**Task directions:** Lines holding the string "icon" are the ones to copy; find them all in the data.

[Items from an interface collection]
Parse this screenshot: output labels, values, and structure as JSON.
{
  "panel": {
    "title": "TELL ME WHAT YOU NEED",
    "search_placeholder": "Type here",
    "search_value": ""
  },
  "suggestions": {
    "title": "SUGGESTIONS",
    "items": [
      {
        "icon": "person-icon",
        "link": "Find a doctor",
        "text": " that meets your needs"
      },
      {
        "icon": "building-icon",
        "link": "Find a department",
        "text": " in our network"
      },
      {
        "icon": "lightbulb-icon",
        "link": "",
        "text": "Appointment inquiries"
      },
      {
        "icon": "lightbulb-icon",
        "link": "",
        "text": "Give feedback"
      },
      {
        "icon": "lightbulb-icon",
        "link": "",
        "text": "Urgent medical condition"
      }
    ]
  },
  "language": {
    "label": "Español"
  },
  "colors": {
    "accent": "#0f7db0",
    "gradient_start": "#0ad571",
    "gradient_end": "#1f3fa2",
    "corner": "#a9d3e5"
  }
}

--

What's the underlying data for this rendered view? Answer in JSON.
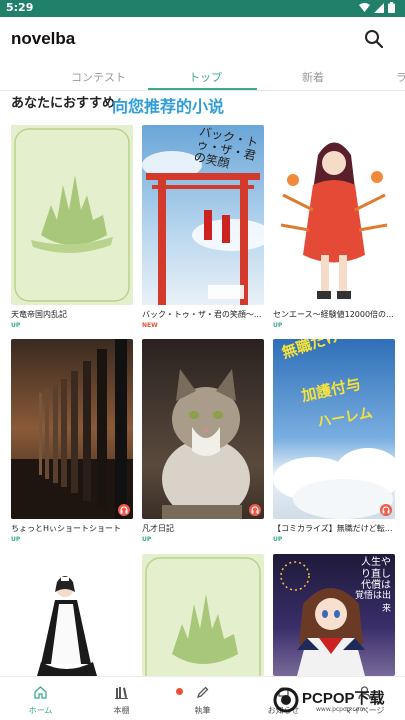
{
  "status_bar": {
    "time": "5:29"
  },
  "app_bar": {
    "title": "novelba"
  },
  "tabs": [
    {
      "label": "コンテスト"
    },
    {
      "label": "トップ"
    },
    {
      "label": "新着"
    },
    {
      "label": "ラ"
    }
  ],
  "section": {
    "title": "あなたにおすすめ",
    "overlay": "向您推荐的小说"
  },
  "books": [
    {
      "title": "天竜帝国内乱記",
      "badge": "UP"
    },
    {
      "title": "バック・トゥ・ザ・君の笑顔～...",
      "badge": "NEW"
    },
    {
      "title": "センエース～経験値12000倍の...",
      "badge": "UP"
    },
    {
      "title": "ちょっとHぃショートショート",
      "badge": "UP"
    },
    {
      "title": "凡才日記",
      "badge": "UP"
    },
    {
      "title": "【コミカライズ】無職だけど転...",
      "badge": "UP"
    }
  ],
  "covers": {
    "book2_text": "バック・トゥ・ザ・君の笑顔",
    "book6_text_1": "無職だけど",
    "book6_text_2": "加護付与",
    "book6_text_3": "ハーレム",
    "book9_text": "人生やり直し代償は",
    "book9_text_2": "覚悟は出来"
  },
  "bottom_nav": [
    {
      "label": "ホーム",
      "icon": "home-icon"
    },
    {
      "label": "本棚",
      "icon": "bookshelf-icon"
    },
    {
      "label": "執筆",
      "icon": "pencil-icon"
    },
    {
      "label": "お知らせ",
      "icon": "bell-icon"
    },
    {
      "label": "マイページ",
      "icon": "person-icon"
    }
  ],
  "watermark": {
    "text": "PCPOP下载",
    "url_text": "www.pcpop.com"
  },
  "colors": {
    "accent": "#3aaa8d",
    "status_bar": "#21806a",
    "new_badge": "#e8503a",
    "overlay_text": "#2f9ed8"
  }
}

**Written response:**
        "icon": "person-icon",
        "icon": "building-icon",
        "icon": "lightbulb-icon",
        "icon": "lightbulb-icon",
        "icon": "lightbulb-icon",
      "icon": "home-icon"
      "icon": "bookshelf-icon"
      "icon": "pencil-icon"
      "icon": "bell-icon"
      "icon": "person-icon"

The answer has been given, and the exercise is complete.